„Big Hero 6”, Disney’s very loose adaptation of a homonymous Marvel superhero comic, is not a particularly innovative animated film in most aspects. I would have certainly written it off as forgettable considering most of its plot and character development is fairly standard. There is only one small problem: I absolutely fell in love with Baymax, its puffy robot character, and I am currently searching the Internet trying to estimate the year when a real Baymax will be technologically possible- I’d really like one of my own. Future Baymax makers, I am placing my pre-order now.

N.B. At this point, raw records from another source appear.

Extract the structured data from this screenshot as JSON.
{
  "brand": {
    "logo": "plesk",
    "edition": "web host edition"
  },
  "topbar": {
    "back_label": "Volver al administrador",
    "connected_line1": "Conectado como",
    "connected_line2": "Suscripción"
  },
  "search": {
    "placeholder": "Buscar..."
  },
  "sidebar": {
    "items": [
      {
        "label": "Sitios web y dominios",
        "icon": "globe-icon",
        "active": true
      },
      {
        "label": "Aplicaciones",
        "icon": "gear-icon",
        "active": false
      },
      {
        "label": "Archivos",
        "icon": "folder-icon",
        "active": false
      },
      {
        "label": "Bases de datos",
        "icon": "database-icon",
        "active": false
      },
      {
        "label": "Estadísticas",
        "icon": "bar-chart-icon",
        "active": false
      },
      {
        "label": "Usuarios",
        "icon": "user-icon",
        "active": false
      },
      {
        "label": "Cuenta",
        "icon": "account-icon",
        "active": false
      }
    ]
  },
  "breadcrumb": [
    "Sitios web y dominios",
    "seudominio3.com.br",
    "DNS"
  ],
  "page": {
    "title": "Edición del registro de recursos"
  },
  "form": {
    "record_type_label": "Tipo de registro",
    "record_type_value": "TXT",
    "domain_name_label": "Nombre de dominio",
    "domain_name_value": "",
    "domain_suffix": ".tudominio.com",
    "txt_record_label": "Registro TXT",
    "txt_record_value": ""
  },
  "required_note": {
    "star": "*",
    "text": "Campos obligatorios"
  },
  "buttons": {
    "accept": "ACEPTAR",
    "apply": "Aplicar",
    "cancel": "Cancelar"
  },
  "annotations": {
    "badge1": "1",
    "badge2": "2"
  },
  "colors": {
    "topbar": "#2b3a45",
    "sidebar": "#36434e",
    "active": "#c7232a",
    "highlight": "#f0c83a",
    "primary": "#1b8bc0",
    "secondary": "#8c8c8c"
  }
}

Baymax embodies everything that is good about technological progress: the hope for a better world, where difficult things are made easier and the very fabric of society is improved through science. Of course, science can also bring on destruction and aid humans in causing even more pain to each other, but Baymax is literally designed to soothe pain: he is a „personal healthcare companion” robot, capable of diagnosing illness and administering treatment on the spot. Not just treatment of the chemical kind, either: his skills include giving warm hugs to provide emotional comfort. Pop culture is saturated with dystopias, but Baymax, all round shapes, no sharp angles or cold metal surfaces in sight, is a robot from a different future: one where innovation serves kindness.
In „Big Hero 6”, Baymax plays the role of a sidekick to our protagonist Hiro (sic), a boy genius on a mission to avenge a great personal loss. To this purpose, Hiro attempts to re-fashion Baymax into a warrior, teaching him battle moves and building him an armor. The film does not engage with the contradiction between Baymax’s reason for existing and Hiro’s plans for him as much as I would like it to, but it is definitely critical of violence and the emptiness of revenge, which ironically makes it more grown-up than a lot of the live-action superhero flicks aimed at an older audience.
Indeed, at its best, „Big Hero 6” does a pretty good impression of a more enlightened take on the futuristic story. While ethnic conflicts are in the news every day in the real world, Disney’s latest is set in „San Fransokyo”, and it has a diverse cast led by a Japanese-American protagonist. The film’s defining trait is its enthusiasm for innovation and knowledge- it could also be called quite accurately „Science is awesome: the movie”. Pop culture often satirizes scientists as weird and socially inept (which may discourage some kids from pursuing a career in science), but in „Big Hero 6” pretty much every character is a scientist, and most of them are also supportive, intelligent, well-adjusted human beings.
Sadly, at its worst, the film does fall quite easily into the trap of the standard superhero tropes, and its last third is just a succession of chases and battles, a very familiar thing for anybody who’s seen a modern animated movie. I really wish the screenwriters would have been more committed to the idea of an unconventional superhero team and made them truly, well, unconventional, instead of squeezing them into armors. I doubt that „Big Hero 6” will turn out to be a smash hit like Disney’s previous film „Frozen”, but that is really not the main thing we need to think about now. What we need to think about is: how long until we can have a real-life Baymax?